The Montessori mathematics materials are typically not used until around age four. According to the Montessori Primary Guide, "Arithmetic deals with shape, space, numbers, and their relationships and attributes by the use of numbers and symbols. It is a study of the science of pattern and includes patterns of all kinds, such as numerical patterns, abstract patterns, patterns of shape and motion." I think the Golden Beads are really neat, but cost to purchase or the time required to make a set is a little overwhelming. At this point, we are focusing on basic math lessons that can be learned with existing materials.
CountingWe count things all the time - M does it naturally now. I was excited when we visited the Christmas display for the new train museum and they gave us a scavenger hunt that included counting the number of trains on the display. They also had characters from the Ruldolph movie and Charlie Brown hidden throughout the display for us to find.
Number RecognitionOur advent calendar has been a big help with number recognition this month. Puck, our elf, filled the advent calendar with candy, stickers, stamps and other small treats for us to enjoy each day as we count down to Christmas. The numbers on our calendar do not go in order, so M helps me find the number that corresponds to the date each morning. She can recognize most of the numbers up to 10 now, and I help her with larger numbers by telling her the combination of numerals to look for (so for the 19th I'll tell her to look for a one and a nine together).
I think this will lead us into more calendar activities at the start of the New Year. We started doing some basic review of the days of the week and months of the year, as well as putting the numbers on her magnetic calendar, but that kind of tapered off. I'd like to get back into that in January when we start some more structured activities as well.
Comparing Quantities (more/less)We volunteer with a local middle school robotics team once a week. Since I taught high school engineering classes, I am familiar with how to program the robots and can help the students write code to control their robots. We recently attended the team's first competition, and M had a lot of fun watching the robots compete. Each competition involves a "game" in which the students compete in teams to score points. In this game, the students had to use their robots to move different colored balls around the field to score points. Different zones on the field were worth different numbers of points, and the larger balls scored more points than the smaller balls. (If you're interested, you can see the full game rules here.)
Aside from the fact that she was being exposed to robotics, team competition, construction, and computer programming, she also learned more directly about comparing quantities through the scoring system. At the end of each match we would count the number of balls of each color that landed in the highest scoring zone to figure out which team scored more points. We also talked about how the larger balls were worth more points than the smaller balls.
In addition, the competition was set up as a tournament. The teams played preliminary matches in the morning and their record determined their ranking for the elimination portion of the competition. They had a screen that showed the current rankings as the competition progressed, and we talked about which team was in first place, second place, and so on.
Obviously not everyone is involved in robotics competitions (although you could be!), but the same concepts could be discussed at almost any sporting event or competition. For example, you could easily discuss how football or basketball teams score points, and how they can score more or less points depending on the situation. Just looking at the score of a game to compare which team scored more points would help with number comparisons.
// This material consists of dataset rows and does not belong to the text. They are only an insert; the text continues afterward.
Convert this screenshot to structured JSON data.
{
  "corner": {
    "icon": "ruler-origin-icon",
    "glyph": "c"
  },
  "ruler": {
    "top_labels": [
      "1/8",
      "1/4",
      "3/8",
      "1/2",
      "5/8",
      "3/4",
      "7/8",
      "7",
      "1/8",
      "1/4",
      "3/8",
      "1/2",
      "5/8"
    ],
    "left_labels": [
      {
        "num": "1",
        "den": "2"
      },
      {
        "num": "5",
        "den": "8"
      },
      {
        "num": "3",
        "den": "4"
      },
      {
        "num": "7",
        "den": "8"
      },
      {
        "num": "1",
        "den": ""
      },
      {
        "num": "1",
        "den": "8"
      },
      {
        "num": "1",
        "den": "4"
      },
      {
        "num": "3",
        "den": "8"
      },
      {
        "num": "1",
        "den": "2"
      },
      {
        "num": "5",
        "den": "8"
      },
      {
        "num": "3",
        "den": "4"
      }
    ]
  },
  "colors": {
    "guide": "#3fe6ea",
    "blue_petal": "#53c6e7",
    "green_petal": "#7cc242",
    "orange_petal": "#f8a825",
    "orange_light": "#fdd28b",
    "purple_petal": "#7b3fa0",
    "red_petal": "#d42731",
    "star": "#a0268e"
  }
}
ShapesM knows the names of most common shapes, and likes to find examples of different shapes when we are out. They have a neat Clifford exhibit at the Children's Museum right now that includes this dog house shape sorter.
Here is one of M's favorite games when we are walking downtown - jump on the shapes! She jumped on this row of circles (while I counted) over and over and over. She even received applause from a group of passersby who told her she was "the best jumper they'd ever seen." Wow!
MeasurementM is a big fan of measuring things. She has her own tape measure that she uses quite a bit, and she also likes to help with measuring cups and spoons while we cook. I bought a postal scale about a year ago so I could weigh and mail packages from home, and M likes to compare the weight of different objects when I leave it out. I like to look at the numbers (weights) with her to compare which number is bigger, and then also have her hold the objects in her hands to feel which object is heavier or lighter.
PatternsM is really interested in patterns right now. I made these pattern cards that correspond with her toy cars (I originally made a set as part of a friend's birthday box). This is more of a matching game, but it helps her to practice colors, attention to detail, and checking her work.
We also received this set of foam pattern blocks and cards from M's grandma. She likes finding the matching shapes to create the images on the pattern cards, but really likes just playing around with the different shapes and making her own designs.
We use stamps (below) and stickers to create simple patterns on paper. Sometimes I will start a pattern and see if M can finish it. Other times we will work together to create a pattern. For example, I will take a blue stamp and she takes a green stamp. I will stamp once, then she stamps twice, then we repeat to create the pattern. She seems to understand this idea of "taking turns" to create a repetitive pattern.
FractionsWe have been using the new pattern blocks to talk about fractions. M likes to use the smaller pattern blocks to make larger shapes. We talked about all of the different ways we could make circles or triangles or squares, and how they used different numbers of parts but all created a final "whole" of the same size. One whole square, two rectangles (halves), or four small squares (quarters) are all equal to each other. This is an easy way to introduce basic fractions in a very visual, hands-on way.
Find more ideas for Unplanned Math Activities here, and don't forget to check out the rest of the Simplify Preschool Series!